Answer: Do what the MTA in NYC did… set your data free.
I’ve seen this MTA/Subway ad before, but its implication hadn’t sunk in until yesterday. The implication being that the New York Transit Authority has an advertisement for their data APIs on the subways. And, in the ad they’re poking fun at themselves by acknowledging that they’re not innovative enough to create their own apps like true “whiz kids” can.
This tells me a few things:
1. APIs are no longer important only to edgy companies and startups,
2. APIs and the strategies around them are reaching consumer awareness, and
3. APIs can be a component of a companies marketing and brand strategy — which means they’re not just about developers.
And, if that weren’t enough, in searching online for more information about this ad campaign I found an even more interesting article. The (reasonably) new MTA Chief made a personal effort to convince developers that they MTA’s attitude towards them was going to change.
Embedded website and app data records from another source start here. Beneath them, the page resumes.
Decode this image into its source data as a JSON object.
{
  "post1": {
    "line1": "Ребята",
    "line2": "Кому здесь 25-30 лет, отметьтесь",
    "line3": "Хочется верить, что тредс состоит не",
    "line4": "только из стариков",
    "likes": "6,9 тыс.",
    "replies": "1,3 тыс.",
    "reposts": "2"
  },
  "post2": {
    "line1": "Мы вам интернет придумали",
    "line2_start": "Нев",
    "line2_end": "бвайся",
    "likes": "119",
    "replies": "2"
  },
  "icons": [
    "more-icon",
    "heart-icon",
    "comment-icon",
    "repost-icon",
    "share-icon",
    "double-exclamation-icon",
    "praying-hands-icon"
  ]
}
It’s about 15 months since the MTA shut down an independent developer who created an iPhone app with their data, so this is a real about-face. And, if the article title is any sense of how they’re doing, it’s working.
To the list of key points above, we can add one more biggie:
APIs can be important to the board room.
WIth all this visibility outside of the developer community, it’s becoming increasingly important to deliver API’s in a way that’s manageable, scalable, and secure.
Or, you can choose to tell your customers you don’t want their money, just like LinkedIn did this week.
This post was written for in January 2011, and originally appeared on my client OpusGrid’s blog.